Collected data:
┌──
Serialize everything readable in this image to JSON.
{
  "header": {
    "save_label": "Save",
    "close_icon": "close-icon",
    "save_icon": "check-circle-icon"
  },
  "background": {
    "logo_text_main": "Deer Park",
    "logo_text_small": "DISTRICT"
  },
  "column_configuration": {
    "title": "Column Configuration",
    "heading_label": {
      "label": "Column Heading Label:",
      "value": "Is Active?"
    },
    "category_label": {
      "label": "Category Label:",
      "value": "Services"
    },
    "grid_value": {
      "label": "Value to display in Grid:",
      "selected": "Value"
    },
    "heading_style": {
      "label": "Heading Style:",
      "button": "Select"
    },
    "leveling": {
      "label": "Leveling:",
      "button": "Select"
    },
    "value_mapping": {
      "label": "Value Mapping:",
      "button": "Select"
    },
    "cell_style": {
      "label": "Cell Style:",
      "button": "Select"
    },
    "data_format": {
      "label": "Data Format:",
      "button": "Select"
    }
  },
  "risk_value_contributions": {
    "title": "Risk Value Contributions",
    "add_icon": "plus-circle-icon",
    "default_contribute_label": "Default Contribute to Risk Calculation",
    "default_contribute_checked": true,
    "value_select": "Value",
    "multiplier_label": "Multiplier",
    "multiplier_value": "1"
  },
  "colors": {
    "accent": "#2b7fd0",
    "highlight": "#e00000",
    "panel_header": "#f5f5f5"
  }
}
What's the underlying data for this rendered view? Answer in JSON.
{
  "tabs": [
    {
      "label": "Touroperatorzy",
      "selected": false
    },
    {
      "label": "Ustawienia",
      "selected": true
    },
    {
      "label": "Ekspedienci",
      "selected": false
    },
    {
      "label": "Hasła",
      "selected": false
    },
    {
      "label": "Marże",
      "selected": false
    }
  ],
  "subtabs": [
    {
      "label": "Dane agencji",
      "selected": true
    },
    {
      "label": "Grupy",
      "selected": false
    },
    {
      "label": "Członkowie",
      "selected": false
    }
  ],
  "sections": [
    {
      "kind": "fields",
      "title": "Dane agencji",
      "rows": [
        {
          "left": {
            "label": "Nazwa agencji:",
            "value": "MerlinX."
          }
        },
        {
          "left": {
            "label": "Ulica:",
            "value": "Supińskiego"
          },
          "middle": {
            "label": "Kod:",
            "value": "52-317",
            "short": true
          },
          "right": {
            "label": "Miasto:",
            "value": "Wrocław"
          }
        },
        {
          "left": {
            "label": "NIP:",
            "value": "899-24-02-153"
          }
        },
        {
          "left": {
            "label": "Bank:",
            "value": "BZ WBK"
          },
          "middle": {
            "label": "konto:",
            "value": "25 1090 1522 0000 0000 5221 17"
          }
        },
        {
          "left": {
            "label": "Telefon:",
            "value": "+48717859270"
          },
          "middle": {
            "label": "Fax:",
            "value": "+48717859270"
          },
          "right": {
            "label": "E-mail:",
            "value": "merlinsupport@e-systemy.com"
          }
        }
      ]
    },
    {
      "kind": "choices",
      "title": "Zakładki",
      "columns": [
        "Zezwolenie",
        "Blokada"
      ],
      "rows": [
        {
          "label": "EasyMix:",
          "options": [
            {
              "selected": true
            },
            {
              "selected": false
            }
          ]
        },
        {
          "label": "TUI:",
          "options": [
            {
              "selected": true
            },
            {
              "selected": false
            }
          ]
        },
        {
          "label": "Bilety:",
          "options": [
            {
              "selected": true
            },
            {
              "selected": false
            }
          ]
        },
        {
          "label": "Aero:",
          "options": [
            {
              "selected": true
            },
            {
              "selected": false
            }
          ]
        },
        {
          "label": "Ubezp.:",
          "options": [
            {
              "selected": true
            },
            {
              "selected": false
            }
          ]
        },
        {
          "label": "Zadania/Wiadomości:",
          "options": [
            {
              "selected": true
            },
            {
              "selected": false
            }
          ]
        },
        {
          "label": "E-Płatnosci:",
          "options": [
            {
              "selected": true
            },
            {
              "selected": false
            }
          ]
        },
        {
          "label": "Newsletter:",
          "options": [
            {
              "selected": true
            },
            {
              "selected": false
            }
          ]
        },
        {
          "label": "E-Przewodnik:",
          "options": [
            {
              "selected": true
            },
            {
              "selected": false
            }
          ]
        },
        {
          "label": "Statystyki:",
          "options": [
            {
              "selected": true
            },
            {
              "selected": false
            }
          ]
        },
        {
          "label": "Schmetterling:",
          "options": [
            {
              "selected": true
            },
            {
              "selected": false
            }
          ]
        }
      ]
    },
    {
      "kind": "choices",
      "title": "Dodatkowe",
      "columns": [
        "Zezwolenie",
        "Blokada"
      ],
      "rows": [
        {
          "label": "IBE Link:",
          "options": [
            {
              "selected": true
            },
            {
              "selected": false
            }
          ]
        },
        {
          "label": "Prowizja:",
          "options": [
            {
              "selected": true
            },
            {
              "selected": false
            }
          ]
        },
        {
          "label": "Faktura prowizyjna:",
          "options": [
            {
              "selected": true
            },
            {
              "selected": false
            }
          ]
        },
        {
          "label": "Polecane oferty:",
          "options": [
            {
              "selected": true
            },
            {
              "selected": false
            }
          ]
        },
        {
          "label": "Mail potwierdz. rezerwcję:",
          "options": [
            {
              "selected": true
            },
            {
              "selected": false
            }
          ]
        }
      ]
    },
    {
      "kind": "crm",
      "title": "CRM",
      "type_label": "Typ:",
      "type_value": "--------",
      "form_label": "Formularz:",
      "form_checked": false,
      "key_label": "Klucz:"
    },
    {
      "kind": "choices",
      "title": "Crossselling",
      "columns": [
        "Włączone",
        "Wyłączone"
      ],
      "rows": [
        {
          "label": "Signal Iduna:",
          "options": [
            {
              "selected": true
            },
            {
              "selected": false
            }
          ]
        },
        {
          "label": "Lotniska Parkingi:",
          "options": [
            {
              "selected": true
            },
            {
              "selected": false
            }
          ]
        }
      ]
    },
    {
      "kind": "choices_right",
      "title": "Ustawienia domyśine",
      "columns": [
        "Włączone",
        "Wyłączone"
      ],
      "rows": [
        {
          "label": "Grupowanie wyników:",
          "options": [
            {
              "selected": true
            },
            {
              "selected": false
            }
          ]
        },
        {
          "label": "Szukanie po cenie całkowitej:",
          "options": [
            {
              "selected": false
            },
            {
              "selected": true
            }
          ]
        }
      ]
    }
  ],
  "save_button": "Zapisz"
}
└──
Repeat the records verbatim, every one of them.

Serialize everything readable in this image to JSON.
{
  "header": {
    "save_label": "Save",
    "close_icon": "close-icon",
    "save_icon": "check-circle-icon"
  },
  "background": {
    "logo_text_main": "Deer Park",
    "logo_text_small": "DISTRICT"
  },
  "column_configuration": {
    "title": "Column Configuration",
    "heading_label": {
      "label": "Column Heading Label:",
      "value": "Is Active?"
    },
    "category_label": {
      "label": "Category Label:",
      "value": "Services"
    },
    "grid_value": {
      "label": "Value to display in Grid:",
      "selected": "Value"
    },
    "heading_style": {
      "label": "Heading Style:",
      "button": "Select"
    },
    "leveling": {
      "label": "Leveling:",
      "button": "Select"
    },
    "value_mapping": {
      "label": "Value Mapping:",
      "button": "Select"
    },
    "cell_style": {
      "label": "Cell Style:",
      "button": "Select"
    },
    "data_format": {
      "label": "Data Format:",
      "button": "Select"
    }
  },
  "risk_value_contributions": {
    "title": "Risk Value Contributions",
    "add_icon": "plus-circle-icon",
    "default_contribute_label": "Default Contribute to Risk Calculation",
    "default_contribute_checked": true,
    "value_select": "Value",
    "multiplier_label": "Multiplier",
    "multiplier_value": "1"
  },
  "colors": {
    "accent": "#2b7fd0",
    "highlight": "#e00000",
    "panel_header": "#f5f5f5"
  }
}
What's the underlying data for this rendered view? Answer in JSON.
{
  "tabs": [
    {
      "label": "Touroperatorzy",
      "selected": false
    },
    {
      "label": "Ustawienia",
      "selected": true
    },
    {
      "label": "Ekspedienci",
      "selected": false
    },
    {
      "label": "Hasła",
      "selected": false
    },
    {
      "label": "Marże",
      "selected": false
    }
  ],
  "subtabs": [
    {
      "label": "Dane agencji",
      "selected": true
    },
    {
      "label": "Grupy",
      "selected": false
    },
    {
      "label": "Członkowie",
      "selected": false
    }
  ],
  "sections": [
    {
      "kind": "fields",
      "title": "Dane agencji",
      "rows": [
        {
          "left": {
            "label": "Nazwa agencji:",
            "value": "MerlinX."
          }
        },
        {
          "left": {
            "label": "Ulica:",
            "value": "Supińskiego"
          },
          "middle": {
            "label": "Kod:",
            "value": "52-317",
            "short": true
          },
          "right": {
            "label": "Miasto:",
            "value": "Wrocław"
          }
        },
        {
          "left": {
            "label": "NIP:",
            "value": "899-24-02-153"
          }
        },
        {
          "left": {
            "label": "Bank:",
            "value": "BZ WBK"
          },
          "middle": {
            "label": "konto:",
            "value": "25 1090 1522 0000 0000 5221 17"
          }
        },
        {
          "left": {
            "label": "Telefon:",
            "value": "+48717859270"
          },
          "middle": {
            "label": "Fax:",
            "value": "+48717859270"
          },
          "right": {
            "label": "E-mail:",
            "value": "merlinsupport@e-systemy.com"
          }
        }
      ]
    },
    {
      "kind": "choices",
      "title": "Zakładki",
      "columns": [
        "Zezwolenie",
        "Blokada"
      ],
      "rows": [
        {
          "label": "EasyMix:",
          "options": [
            {
              "selected": true
            },
            {
              "selected": false
            }
          ]
        },
        {
          "label": "TUI:",
          "options": [
            {
              "selected": true
            },
            {
              "selected": false
            }
          ]
        },
        {
          "label": "Bilety:",
          "options": [
            {
              "selected": true
            },
            {
              "selected": false
            }
          ]
        },
        {
          "label": "Aero:",
          "options": [
            {
              "selected": true
            },
            {
              "selected": false
            }
          ]
        },
        {
          "label": "Ubezp.:",
          "options": [
            {
              "selected": true
            },
            {
              "selected": false
            }
          ]
        },
        {
          "label": "Zadania/Wiadomości:",
          "options": [
            {
              "selected": true
            },
            {
              "selected": false
            }
          ]
        },
        {
          "label": "E-Płatnosci:",
          "options": [
            {
              "selected": true
            },
            {
              "selected": false
            }
          ]
        },
        {
          "label": "Newsletter:",
          "options": [
            {
              "selected": true
            },
            {
              "selected": false
            }
          ]
        },
        {
          "label": "E-Przewodnik:",
          "options": [
            {
              "selected": true
            },
            {
              "selected": false
            }
          ]
        },
        {
          "label": "Statystyki:",
          "options": [
            {
              "selected": true
            },
            {
              "selected": false
            }
          ]
        },
        {
          "label": "Schmetterling:",
          "options": [
            {
              "selected": true
            },
            {
              "selected": false
            }
          ]
        }
      ]
    },
    {
      "kind": "choices",
      "title": "Dodatkowe",
      "columns": [
        "Zezwolenie",
        "Blokada"
      ],
      "rows": [
        {
          "label": "IBE Link:",
          "options": [
            {
              "selected": true
            },
            {
              "selected": false
            }
          ]
        },
        {
          "label": "Prowizja:",
          "options": [
            {
              "selected": true
            },
            {
              "selected": false
            }
          ]
        },
        {
          "label": "Faktura prowizyjna:",
          "options": [
            {
              "selected": true
            },
            {
              "selected": false
            }
          ]
        },
        {
          "label": "Polecane oferty:",
          "options": [
            {
              "selected": true
            },
            {
              "selected": false
            }
          ]
        },
        {
          "label": "Mail potwierdz. rezerwcję:",
          "options": [
            {
              "selected": true
            },
            {
              "selected": false
            }
          ]
        }
      ]
    },
    {
      "kind": "crm",
      "title": "CRM",
      "type_label": "Typ:",
      "type_value": "--------",
      "form_label": "Formularz:",
      "form_checked": false,
      "key_label": "Klucz:"
    },
    {
      "kind": "choices",
      "title": "Crossselling",
      "columns": [
        "Włączone",
        "Wyłączone"
      ],
      "rows": [
        {
          "label": "Signal Iduna:",
          "options": [
            {
              "selected": true
            },
            {
              "selected": false
            }
          ]
        },
        {
          "label": "Lotniska Parkingi:",
          "options": [
            {
              "selected": true
            },
            {
              "selected": false
            }
          ]
        }
      ]
    },
    {
      "kind": "choices_right",
      "title": "Ustawienia domyśine",
      "columns": [
        "Włączone",
        "Wyłączone"
      ],
      "rows": [
        {
          "label": "Grupowanie wyników:",
          "options": [
            {
              "selected": true
            },
            {
              "selected": false
            }
          ]
        },
        {
          "label": "Szukanie po cenie całkowitej:",
          "options": [
            {
              "selected": false
            },
            {
              "selected": true
            }
          ]
        }
      ]
    }
  ],
  "save_button": "Zapisz"
}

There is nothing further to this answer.